Rabbi Yehoshua ben Levi said: When Moses ascended on High to receive the Torah, the ministering angels protested before the God: The Torah is a hidden treasure, and you seek to give it to flesh and blood? God said to Moses: Provide them with an answer as to why the Torah should be given to the people. Moses said: What is written in the Torah? “I am the Lord your God Who brought you out of Egypt from the house of bondage”. Moses said to the angels: Did you descend to Egypt? Were you enslaved to Pharaoh? Why should the Torah be yours? “Remember the Shabbat day to sanctify it”. Do you perform labor that you require rest from it? “Do not swear falsely”. Do you conduct business with one another that you might come to swear falsely? “Honor your father and your mother”. Do you have fathers or mothers to honor? “You shall not murder, you shall not commit adultery, you shall not steal”. Is there jealousy among you, or is there an evil inclination within you that would render these commandments relevant? Immediately they agreed with the Holy One, Blessed be He, that He made the right decision to give the Torah to the people.

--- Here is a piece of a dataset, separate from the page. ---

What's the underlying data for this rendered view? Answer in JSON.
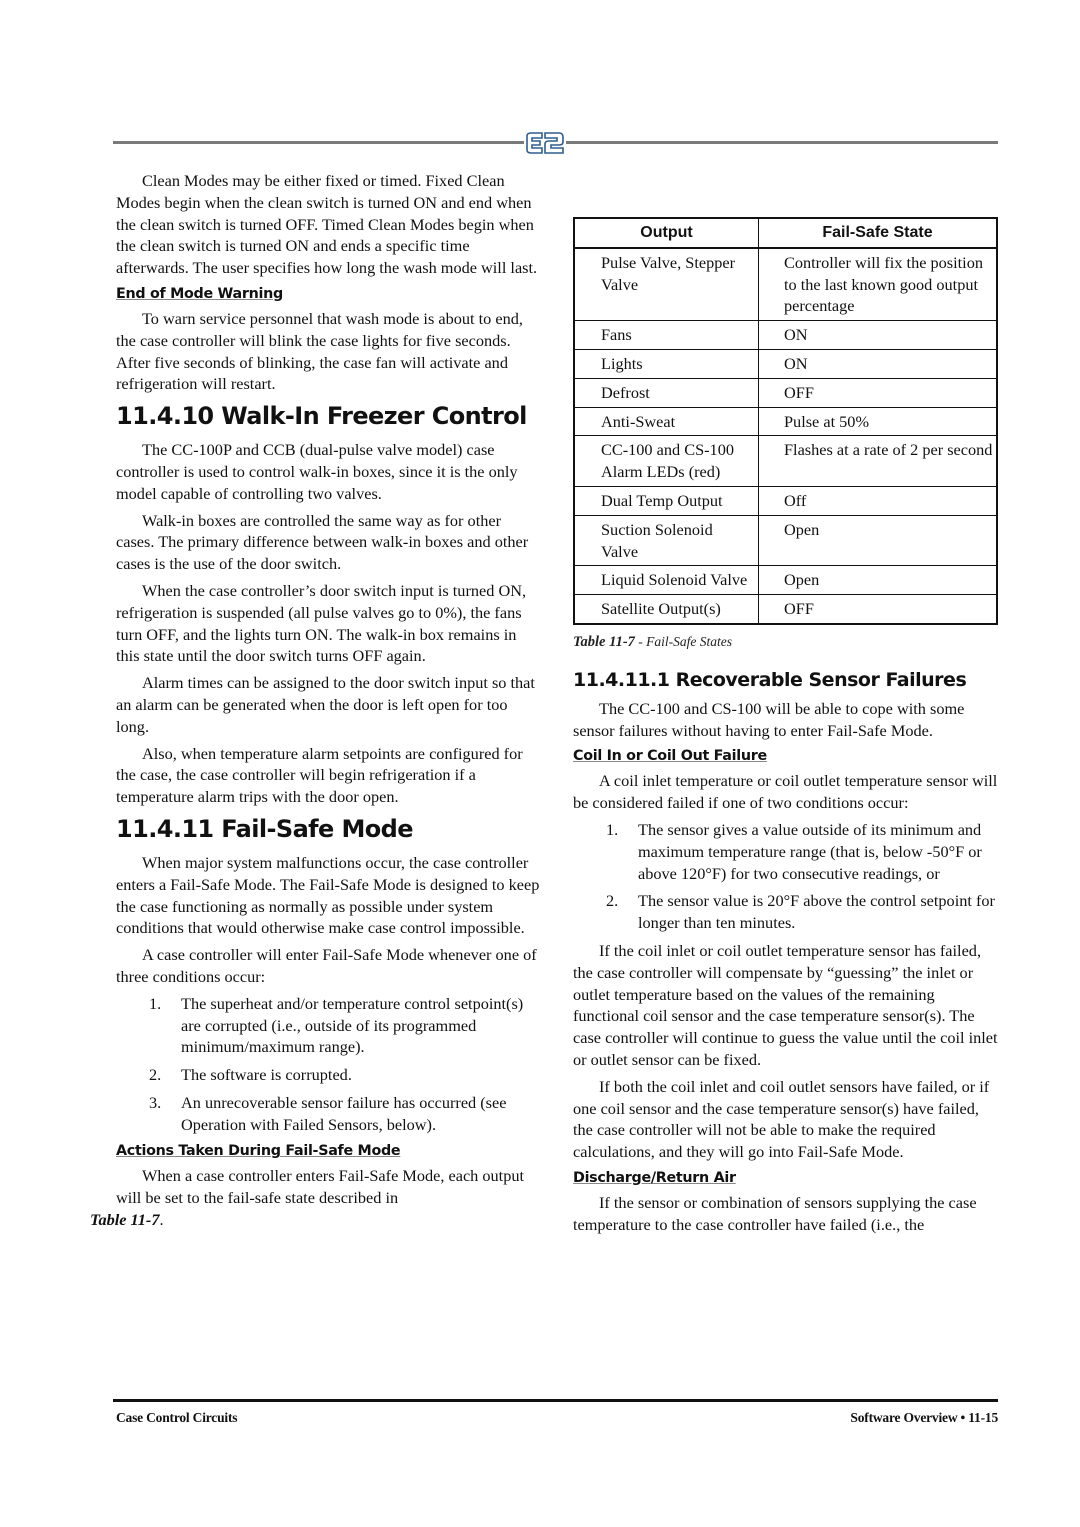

The only reason we received the Torah in the first place is that we are human. It is our fragility, our mortality – our flaws – which justify the revelation.
The Torah was not given to us as a reward. It was given to us as a challenge, and a tool with which to meet that challenge. The challenge is to create a world of justice and compassion, in which every human being is treated with dignity, equality, and reverence. We have not succeeded in the task. To live in a society in which a man can be asphyxiated in public is a condemnation of all our professed values. We cannot approach Sinai with any sense of entitlement. We cannot engage with the Divine with complacency. We must approach that mountain with trepidation, urgency, and humility, and with the image of George Floyd at the forefront of our minds.
Are we worthy? We are not. But perhaps that is why we will hear the voice of the Divine at dawn tomorrow. Perhaps the painful urgency of our need, the reality of our failures, a sense of pity, will open the gates of heaven. Perhaps this time we will know what to do with the Torah we are given.